— DATA EXCERPTS —
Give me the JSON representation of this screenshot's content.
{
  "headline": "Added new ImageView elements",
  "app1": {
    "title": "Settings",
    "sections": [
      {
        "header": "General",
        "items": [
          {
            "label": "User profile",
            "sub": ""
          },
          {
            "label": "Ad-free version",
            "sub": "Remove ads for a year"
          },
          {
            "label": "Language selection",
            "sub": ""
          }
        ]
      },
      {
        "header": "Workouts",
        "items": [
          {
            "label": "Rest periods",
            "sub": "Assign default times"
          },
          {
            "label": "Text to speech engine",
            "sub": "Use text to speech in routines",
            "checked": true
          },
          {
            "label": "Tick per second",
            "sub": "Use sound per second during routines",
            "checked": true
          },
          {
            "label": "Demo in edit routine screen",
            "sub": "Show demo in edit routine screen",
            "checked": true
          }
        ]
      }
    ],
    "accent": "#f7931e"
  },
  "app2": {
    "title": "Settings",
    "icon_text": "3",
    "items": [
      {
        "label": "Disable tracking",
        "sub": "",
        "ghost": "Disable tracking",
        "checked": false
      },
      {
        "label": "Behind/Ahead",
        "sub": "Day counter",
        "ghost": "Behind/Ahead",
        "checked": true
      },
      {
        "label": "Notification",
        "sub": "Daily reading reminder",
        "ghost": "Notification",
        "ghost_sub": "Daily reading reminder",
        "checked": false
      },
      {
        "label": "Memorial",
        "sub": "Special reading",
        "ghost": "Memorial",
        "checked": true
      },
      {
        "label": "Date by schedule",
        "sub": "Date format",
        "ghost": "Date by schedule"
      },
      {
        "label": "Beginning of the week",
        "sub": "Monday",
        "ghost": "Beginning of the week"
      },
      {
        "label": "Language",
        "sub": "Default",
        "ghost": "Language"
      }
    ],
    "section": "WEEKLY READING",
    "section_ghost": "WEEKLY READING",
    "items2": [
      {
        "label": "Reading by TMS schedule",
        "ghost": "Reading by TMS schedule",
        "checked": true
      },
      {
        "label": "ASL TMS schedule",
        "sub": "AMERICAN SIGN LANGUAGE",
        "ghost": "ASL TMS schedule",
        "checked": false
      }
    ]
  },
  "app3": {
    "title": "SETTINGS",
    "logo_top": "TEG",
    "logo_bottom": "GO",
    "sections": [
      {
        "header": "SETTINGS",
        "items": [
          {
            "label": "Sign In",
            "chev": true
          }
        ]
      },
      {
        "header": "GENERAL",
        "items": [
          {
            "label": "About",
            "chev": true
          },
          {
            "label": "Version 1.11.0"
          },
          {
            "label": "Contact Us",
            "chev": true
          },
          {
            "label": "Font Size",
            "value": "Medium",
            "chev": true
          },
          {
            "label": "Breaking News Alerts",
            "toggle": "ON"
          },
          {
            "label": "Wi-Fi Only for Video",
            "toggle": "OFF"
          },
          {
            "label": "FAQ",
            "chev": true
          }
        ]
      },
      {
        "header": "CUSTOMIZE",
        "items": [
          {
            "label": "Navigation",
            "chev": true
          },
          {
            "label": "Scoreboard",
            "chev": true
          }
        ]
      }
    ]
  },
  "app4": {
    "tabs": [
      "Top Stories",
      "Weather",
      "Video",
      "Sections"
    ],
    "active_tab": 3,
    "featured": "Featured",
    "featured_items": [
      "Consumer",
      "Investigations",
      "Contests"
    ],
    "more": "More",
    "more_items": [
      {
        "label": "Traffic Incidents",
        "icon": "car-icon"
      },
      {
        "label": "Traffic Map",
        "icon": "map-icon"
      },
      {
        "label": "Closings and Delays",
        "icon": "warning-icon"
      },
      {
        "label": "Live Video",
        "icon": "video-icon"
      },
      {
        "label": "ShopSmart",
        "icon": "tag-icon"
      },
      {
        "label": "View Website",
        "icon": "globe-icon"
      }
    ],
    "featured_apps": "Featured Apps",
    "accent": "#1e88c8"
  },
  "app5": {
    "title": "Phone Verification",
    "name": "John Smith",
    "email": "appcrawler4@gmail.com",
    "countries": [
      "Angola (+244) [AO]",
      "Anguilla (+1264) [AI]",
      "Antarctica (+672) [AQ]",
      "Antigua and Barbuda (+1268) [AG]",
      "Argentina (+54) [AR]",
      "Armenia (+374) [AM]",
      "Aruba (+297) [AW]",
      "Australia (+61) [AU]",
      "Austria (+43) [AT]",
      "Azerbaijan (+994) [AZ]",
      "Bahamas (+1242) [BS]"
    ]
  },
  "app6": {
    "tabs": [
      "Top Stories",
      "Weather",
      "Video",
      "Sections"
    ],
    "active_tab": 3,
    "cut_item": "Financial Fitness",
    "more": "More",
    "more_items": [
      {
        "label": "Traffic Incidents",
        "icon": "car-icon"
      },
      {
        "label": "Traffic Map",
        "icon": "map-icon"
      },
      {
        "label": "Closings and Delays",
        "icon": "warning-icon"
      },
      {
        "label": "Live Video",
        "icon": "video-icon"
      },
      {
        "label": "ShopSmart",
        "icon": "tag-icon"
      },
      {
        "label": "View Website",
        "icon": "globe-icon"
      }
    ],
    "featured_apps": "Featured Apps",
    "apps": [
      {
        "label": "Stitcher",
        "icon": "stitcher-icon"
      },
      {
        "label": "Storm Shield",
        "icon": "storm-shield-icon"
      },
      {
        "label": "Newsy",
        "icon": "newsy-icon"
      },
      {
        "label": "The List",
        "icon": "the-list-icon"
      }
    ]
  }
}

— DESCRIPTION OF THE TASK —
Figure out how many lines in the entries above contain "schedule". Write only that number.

— EXERCISE RESULT —
6